WHAT IS EXPECTED: Check each line of the material below for the word "subtitle". Say how many lines have it, and nothing else.

____ SOURCE INFORMATION

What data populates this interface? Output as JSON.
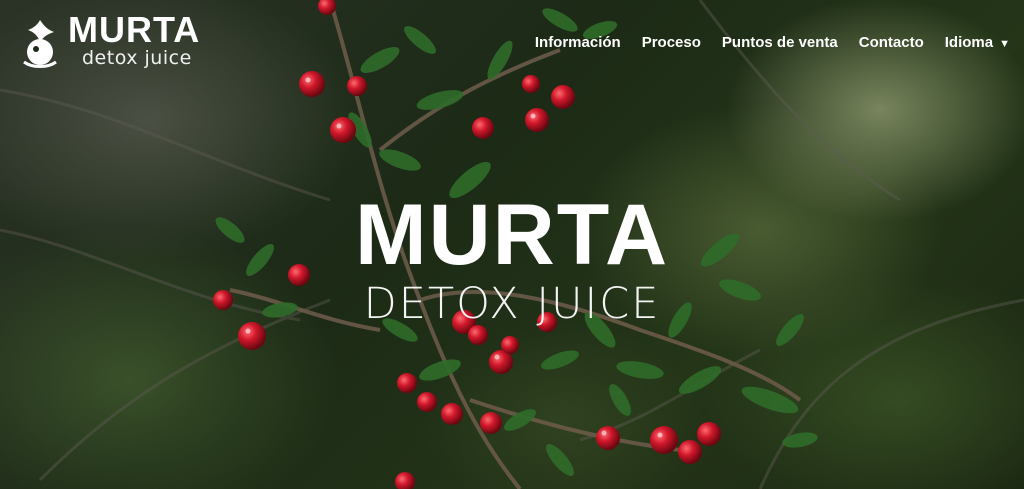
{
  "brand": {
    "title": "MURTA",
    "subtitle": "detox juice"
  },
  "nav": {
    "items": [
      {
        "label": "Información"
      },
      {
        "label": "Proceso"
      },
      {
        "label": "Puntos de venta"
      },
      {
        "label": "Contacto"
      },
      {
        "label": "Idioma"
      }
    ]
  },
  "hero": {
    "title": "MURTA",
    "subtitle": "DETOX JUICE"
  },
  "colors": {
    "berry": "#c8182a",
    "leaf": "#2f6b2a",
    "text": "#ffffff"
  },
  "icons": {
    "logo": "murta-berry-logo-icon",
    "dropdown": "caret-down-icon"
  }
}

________

EXERCISE OUTPUT: 2